Similar enterprises have also been carried at the Universities of Venice and Turin, although neither has worked on such a large scale. In the following decades, there were several initiatives in a number of research centres including some Italian companies, such as Synthema, Thamus, Olivetti, CSELT, Sogei etc. However, the resulting products were expected to satisfy only very specific requirements and thus were not designed to be generalizable; in addition, in all these projects, the number of words treated has been relatively small if compared with the Italian Machine Dictionary.

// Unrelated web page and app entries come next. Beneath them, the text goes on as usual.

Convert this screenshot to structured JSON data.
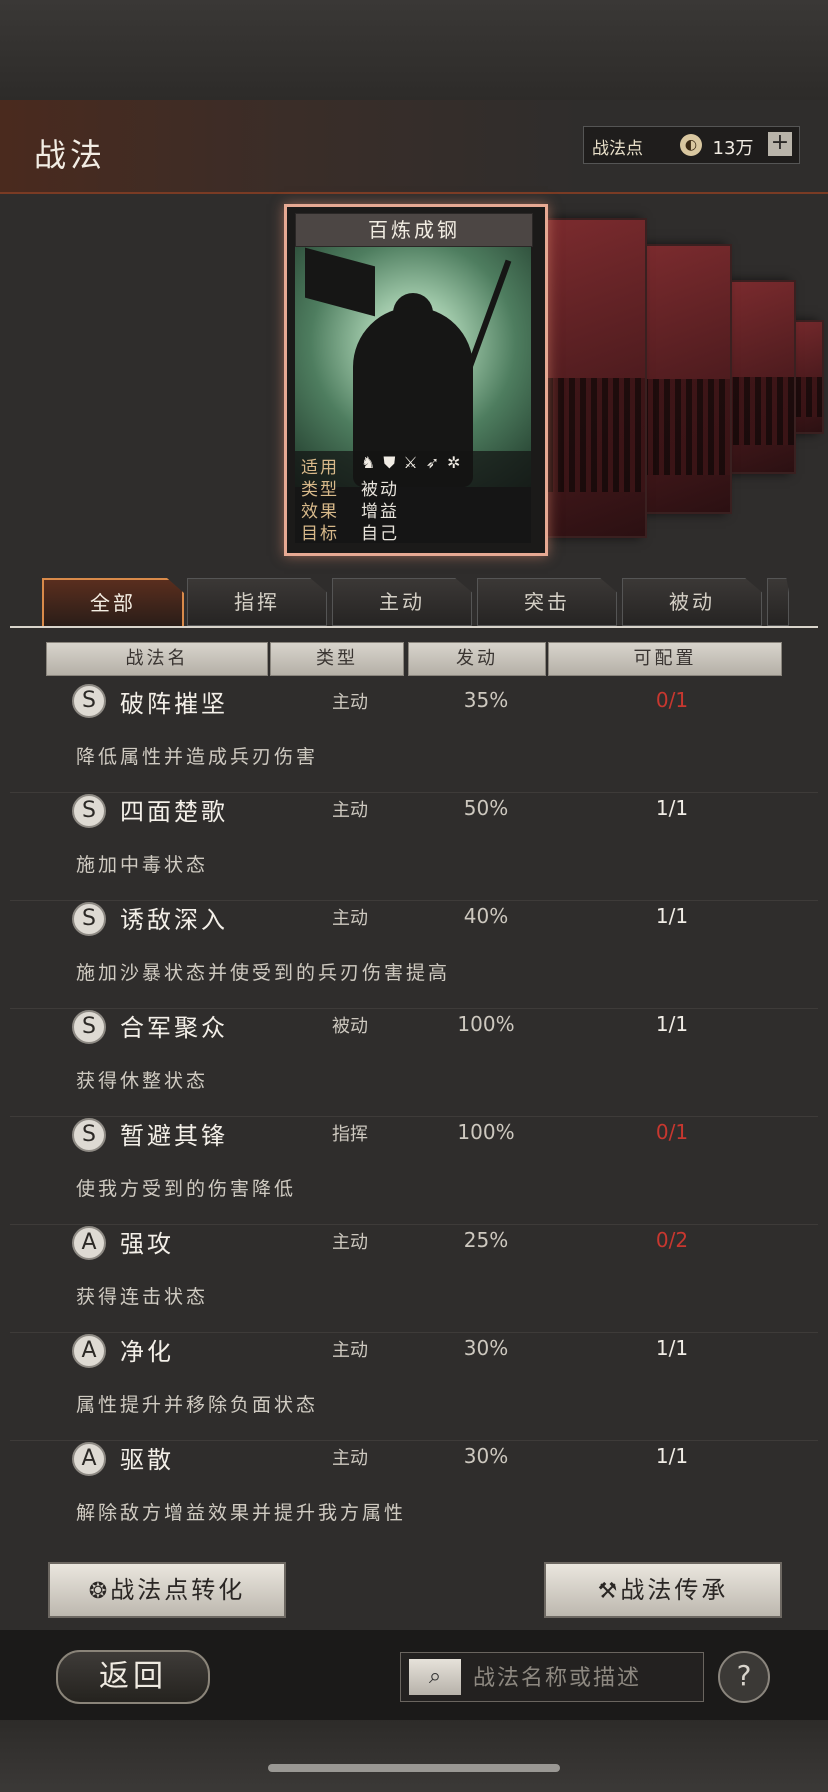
{
  "header": {
    "title": "战法",
    "points_label": "战法点",
    "points_value": "13万",
    "plus_label": "+"
  },
  "card": {
    "title": "百炼成钢",
    "stats": [
      {
        "key": "适用",
        "value": ""
      },
      {
        "key": "类型",
        "value": "被动"
      },
      {
        "key": "效果",
        "value": "增益"
      },
      {
        "key": "目标",
        "value": "自己"
      }
    ],
    "unit_icons": [
      "cavalry-icon",
      "shield-icon",
      "bow-icon",
      "spear-icon",
      "wheel-icon"
    ]
  },
  "tabs": [
    "全部",
    "指挥",
    "主动",
    "突击",
    "被动"
  ],
  "active_tab": 0,
  "table_headers": [
    "战法名",
    "类型",
    "发动",
    "可配置"
  ],
  "skills": [
    {
      "grade": "S",
      "name": "破阵摧坚",
      "type": "主动",
      "rate": "35%",
      "config": "0/1",
      "config_red": true,
      "desc": "降低属性并造成兵刃伤害"
    },
    {
      "grade": "S",
      "name": "四面楚歌",
      "type": "主动",
      "rate": "50%",
      "config": "1/1",
      "config_red": false,
      "desc": "施加中毒状态"
    },
    {
      "grade": "S",
      "name": "诱敌深入",
      "type": "主动",
      "rate": "40%",
      "config": "1/1",
      "config_red": false,
      "desc": "施加沙暴状态并使受到的兵刃伤害提高"
    },
    {
      "grade": "S",
      "name": "合军聚众",
      "type": "被动",
      "rate": "100%",
      "config": "1/1",
      "config_red": false,
      "desc": "获得休整状态"
    },
    {
      "grade": "S",
      "name": "暂避其锋",
      "type": "指挥",
      "rate": "100%",
      "config": "0/1",
      "config_red": true,
      "desc": "使我方受到的伤害降低"
    },
    {
      "grade": "A",
      "name": "强攻",
      "type": "主动",
      "rate": "25%",
      "config": "0/2",
      "config_red": true,
      "desc": "获得连击状态"
    },
    {
      "grade": "A",
      "name": "净化",
      "type": "主动",
      "rate": "30%",
      "config": "1/1",
      "config_red": false,
      "desc": "属性提升并移除负面状态"
    },
    {
      "grade": "A",
      "name": "驱散",
      "type": "主动",
      "rate": "30%",
      "config": "1/1",
      "config_red": false,
      "desc": "解除敌方增益效果并提升我方属性"
    }
  ],
  "buttons": {
    "convert": "战法点转化",
    "inherit": "战法传承",
    "back": "返回",
    "help": "?"
  },
  "search": {
    "placeholder": "战法名称或描述"
  },
  "colors": {
    "accent": "#d98a4a",
    "warn": "#c8372f"
  }
}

Recently, the European Community has funded a number of projects on natural language, which - either as a primary result or as a by-product - have produced lexical data for Italian. This is the case of PAROLE, which is producing a set of about 20,000 words morpho-syntactically coded according to the guidelines given by EAGLES and GENELEX, SPARKLE, which has as objective the implementation of tools for automatic lexical acquisition, and CRISTAL, a project on intelligent information retrieval, which uses a dictionary of 40,000 forms from 8100 entries. (See Ercim News, No. 26, section on Computational Linguistics.)
The assumption that a computational dictionary can be used as a reference list of common knowledge lies at the base of the American project CYC, which has no correspondence for Italian, while another American project WordNet, whose result is a monolingual American English lexicon, accessible on the Web, where words are connected by conceptual links, has stimulated the setting up of EuroWordNet, funded by the European Community, which operates on 30,000 nouns and 15,000 verbs, for four European languages including Italian.
The ILEX Project
Experiences acquired so far in the building of lexical repositories for different purposes and using different methodolo-gies have highlighted the need for a national language resource that is complete at all levels of lexical description and that can be employed in different kinds of natural language applications without serious porting efforts.
The ILEX project was thus begun two years ago by a consortium formed by the Istituto per la Ricerca Scientifica e Tecnologica in Trento, and the Universities of Venice, Turin and Vercelli. The aim is to build a computational lexicon with a minimum core of 30.000 entries, fully coded in accordance with the most recent international standards in the sector. The following information will be encoded:
- Part-of-Speech (POS) and syntactic-semantic classes, plus all the codes necessary to accurately describe the morphological behaviour of a word; this information will be used by procedures for morphological analysis and generation
- syntactic subcategorization codes, describing the syntactic behaviour of entries, especially with respect to their argument structure and dependent constituents
- conceptual relations between words, in the style of WordNet, as well as compositional semantic information which can be used by programmes for the semantic analysis of sentences.
Other information will be encoded modularly, in separate but compatible files. The aim of ILEX is not only to create a repository of lexical knowledge, but also a distributed access system, which takes advantage of Internet facilities to offer integration and modularity. The dictionary will be easily accessible at various levels (ie entire vocabulary or sublexica) and updating procedures will be automatic, easy, and fast.
Giacomo Ferrari University of Vercelli
Tel: +39 161 228224